“Italy’s building stock is more obsolete. In fact, 60% of buildings here are in the two worst energy classes, against, for example, 17% in France and 6% in Germany,” said Federica Brancaccio, head of ANCE, referring to Energy Performance Certificate (EPC) gradings.

Despite the high costs, the Buildings Performance Institute Europe (BPIE), an independent think-tank based in Brussels, said Italy had much to gain from the EU plan given the surge in energy prices following Russia’s invasion of Ukraine.

“If Italy just insulated the roofs and walls in its least efficient buildings, it would save 49% of its gas consumption,” said Mariangiola Fabbri, head of research. “I can only see good reasons to embrace this vision.”

Critics say the pushback against the directive shows Prime Minister Giorgia Meloni’s administration is less committed to tackling climate change than its predecessor.
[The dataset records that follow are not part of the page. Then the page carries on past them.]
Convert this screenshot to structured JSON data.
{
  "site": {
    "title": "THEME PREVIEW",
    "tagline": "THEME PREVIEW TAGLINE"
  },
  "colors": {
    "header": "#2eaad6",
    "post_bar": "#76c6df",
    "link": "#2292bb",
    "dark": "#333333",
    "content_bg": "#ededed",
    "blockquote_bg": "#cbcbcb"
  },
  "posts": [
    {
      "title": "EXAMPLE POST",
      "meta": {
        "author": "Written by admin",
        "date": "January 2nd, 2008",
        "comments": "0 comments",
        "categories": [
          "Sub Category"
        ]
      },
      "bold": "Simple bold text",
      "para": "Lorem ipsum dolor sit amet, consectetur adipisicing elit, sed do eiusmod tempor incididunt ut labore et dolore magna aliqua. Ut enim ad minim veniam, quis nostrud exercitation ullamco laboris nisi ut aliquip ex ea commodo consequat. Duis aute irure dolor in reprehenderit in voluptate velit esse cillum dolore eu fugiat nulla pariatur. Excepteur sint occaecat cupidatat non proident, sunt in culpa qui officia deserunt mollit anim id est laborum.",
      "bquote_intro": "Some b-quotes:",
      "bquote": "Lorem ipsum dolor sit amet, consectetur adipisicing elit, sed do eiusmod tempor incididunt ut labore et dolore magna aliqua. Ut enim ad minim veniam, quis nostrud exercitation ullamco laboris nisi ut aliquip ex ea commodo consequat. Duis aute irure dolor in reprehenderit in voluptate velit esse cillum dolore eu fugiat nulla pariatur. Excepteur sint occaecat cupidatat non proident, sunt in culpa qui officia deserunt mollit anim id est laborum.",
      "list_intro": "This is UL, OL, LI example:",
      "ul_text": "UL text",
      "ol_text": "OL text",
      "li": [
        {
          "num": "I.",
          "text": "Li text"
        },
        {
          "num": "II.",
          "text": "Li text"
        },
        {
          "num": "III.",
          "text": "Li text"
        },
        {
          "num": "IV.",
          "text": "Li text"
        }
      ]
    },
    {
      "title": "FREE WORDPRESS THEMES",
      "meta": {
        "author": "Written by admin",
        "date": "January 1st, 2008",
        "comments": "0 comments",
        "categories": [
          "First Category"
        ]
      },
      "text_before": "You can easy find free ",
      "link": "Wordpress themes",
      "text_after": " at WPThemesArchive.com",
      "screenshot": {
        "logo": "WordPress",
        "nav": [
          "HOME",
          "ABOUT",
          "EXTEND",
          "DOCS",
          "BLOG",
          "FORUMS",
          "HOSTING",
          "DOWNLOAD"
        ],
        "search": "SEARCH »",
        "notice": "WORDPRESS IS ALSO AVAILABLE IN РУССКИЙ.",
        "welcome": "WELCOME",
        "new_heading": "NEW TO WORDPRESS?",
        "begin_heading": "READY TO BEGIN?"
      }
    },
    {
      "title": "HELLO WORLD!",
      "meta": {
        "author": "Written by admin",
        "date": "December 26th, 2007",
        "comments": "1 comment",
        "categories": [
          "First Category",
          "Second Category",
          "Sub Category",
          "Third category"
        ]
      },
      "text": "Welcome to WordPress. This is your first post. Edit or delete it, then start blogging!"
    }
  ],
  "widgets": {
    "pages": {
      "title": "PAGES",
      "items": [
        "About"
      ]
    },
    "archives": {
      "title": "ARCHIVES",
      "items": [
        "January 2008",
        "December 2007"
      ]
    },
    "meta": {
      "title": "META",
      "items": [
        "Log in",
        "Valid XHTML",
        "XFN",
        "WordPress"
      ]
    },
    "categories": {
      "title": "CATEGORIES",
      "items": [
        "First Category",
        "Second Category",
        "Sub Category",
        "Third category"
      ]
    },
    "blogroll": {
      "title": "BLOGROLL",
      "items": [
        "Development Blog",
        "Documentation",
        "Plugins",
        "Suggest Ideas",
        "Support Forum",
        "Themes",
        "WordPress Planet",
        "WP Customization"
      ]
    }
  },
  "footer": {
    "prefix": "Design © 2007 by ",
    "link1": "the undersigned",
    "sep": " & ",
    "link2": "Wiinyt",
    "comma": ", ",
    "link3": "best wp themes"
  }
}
“The government wants to stay with the status quo when it comes to climate and energy,” said Eva Brardinelli, a buildings policy coordinator at the Climate Action Network in Brussels.

“I understand in a period of crisis people like staying with the status quo, but that doesn’t work when our activities are endangering our planet.”

Ms. Meloni has promised that Italy will play its part in fighting global warming, but has said that this effort should not harm the economy or be done by the state alone.

Under a deal struck with the EU by the previous government, Rome will use €15.3 billion from a post-COVID EU recovery fund to improve the energy efficiency of buildings.

This is just a fraction of what is needed.

Italy had been in the vanguard of efforts to green its buildings, offering homeowners since 2020 tax rebates worth 110% of the cost of the building work — a popular measure that turbocharged the number of renovations to around 360,000 in 2021-2022 from just 2,900 a year between 2018 and 2020.

But the so-called superbonus cost the Treasury more than €60 billion. The new government, anxious to spend what limited resources are available on policies closer to its own heart, such as tax cuts, has reduced the rebate to 90% and has drastically restricted the number of people who can apply.

Ministers say that in future the EU will have to help pay for subsidies.

The BPIE think-tank says eventually a broad mix of financing will have to be tapped if the EU wants to achieve its ambitious targets in Italy and beyond.

“I could not imagine a situation where private owners have to pay for all the renovations out of their own pockets. That would represent a failure of the project,” said Ms. Fabbri. — Reuters